─── SUPPLIED DATA ───

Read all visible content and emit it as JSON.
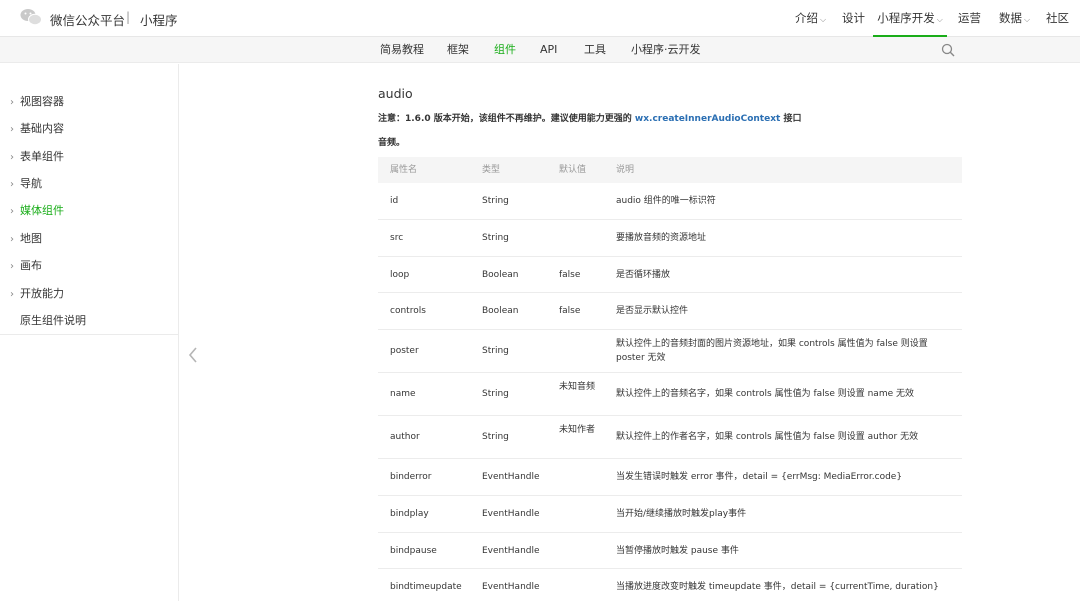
{
  "header": {
    "brand": "微信公众平台",
    "separator": "|",
    "subtitle": "小程序",
    "nav": [
      {
        "label": "介绍",
        "dropdown": true
      },
      {
        "label": "设计",
        "dropdown": false
      },
      {
        "label": "小程序开发",
        "dropdown": true,
        "active": true
      },
      {
        "label": "运营",
        "dropdown": false
      },
      {
        "label": "数据",
        "dropdown": true
      },
      {
        "label": "社区",
        "dropdown": false
      }
    ],
    "dropdown_glyph": "⌵"
  },
  "subnav": {
    "items": [
      {
        "label": "简易教程"
      },
      {
        "label": "框架"
      },
      {
        "label": "组件",
        "active": true
      },
      {
        "label": "API"
      },
      {
        "label": "工具"
      },
      {
        "label": "小程序·云开发"
      }
    ]
  },
  "sidebar": {
    "chevron": "›",
    "items": [
      {
        "label": "视图容器",
        "chevron": true
      },
      {
        "label": "基础内容",
        "chevron": true
      },
      {
        "label": "表单组件",
        "chevron": true
      },
      {
        "label": "导航",
        "chevron": true
      },
      {
        "label": "媒体组件",
        "chevron": true,
        "active": true
      },
      {
        "label": "地图",
        "chevron": true
      },
      {
        "label": "画布",
        "chevron": true
      },
      {
        "label": "开放能力",
        "chevron": true
      },
      {
        "label": "原生组件说明",
        "chevron": false
      }
    ]
  },
  "main": {
    "title": "audio",
    "note_prefix": "注意：1.6.0 版本开始，该组件不再维护。建议使用能力更强的 ",
    "note_link": "wx.createInnerAudioContext",
    "note_suffix": " 接口",
    "description": "音频。",
    "table": {
      "headers": [
        "属性名",
        "类型",
        "默认值",
        "说明"
      ],
      "rows": [
        [
          "id",
          "String",
          "",
          "audio 组件的唯一标识符"
        ],
        [
          "src",
          "String",
          "",
          "要播放音频的资源地址"
        ],
        [
          "loop",
          "Boolean",
          "false",
          "是否循环播放"
        ],
        [
          "controls",
          "Boolean",
          "false",
          "是否显示默认控件"
        ],
        [
          "poster",
          "String",
          "",
          "默认控件上的音频封面的图片资源地址，如果 controls 属性值为 false 则设置 poster 无效"
        ],
        [
          "name",
          "String",
          "未知音频",
          "默认控件上的音频名字，如果 controls 属性值为 false 则设置 name 无效"
        ],
        [
          "author",
          "String",
          "未知作者",
          "默认控件上的作者名字，如果 controls 属性值为 false 则设置 author 无效"
        ],
        [
          "binderror",
          "EventHandle",
          "",
          "当发生错误时触发 error 事件，detail = {errMsg: MediaError.code}"
        ],
        [
          "bindplay",
          "EventHandle",
          "",
          "当开始/继续播放时触发play事件"
        ],
        [
          "bindpause",
          "EventHandle",
          "",
          "当暂停播放时触发 pause 事件"
        ],
        [
          "bindtimeupdate",
          "EventHandle",
          "",
          "当播放进度改变时触发 timeupdate 事件，detail = {currentTime, duration}"
        ]
      ]
    }
  },
  "colors": {
    "accent": "#1aad19",
    "link": "#2b6fb3"
  }
}
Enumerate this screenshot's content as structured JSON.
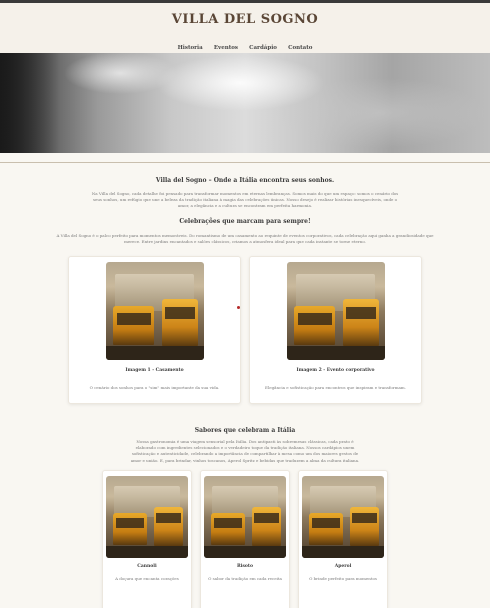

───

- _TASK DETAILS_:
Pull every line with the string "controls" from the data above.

- _ANSWER_:
          "controls",
          "默认控件上的音频封面的图片资源地址，如果 controls 属性值为 false 则设置 poster 无效"
          "默认控件上的音频名字，如果 controls 属性值为 false 则设置 name 无效"
          "默认控件上的作者名字，如果 controls 属性值为 false 则设置 author 无效"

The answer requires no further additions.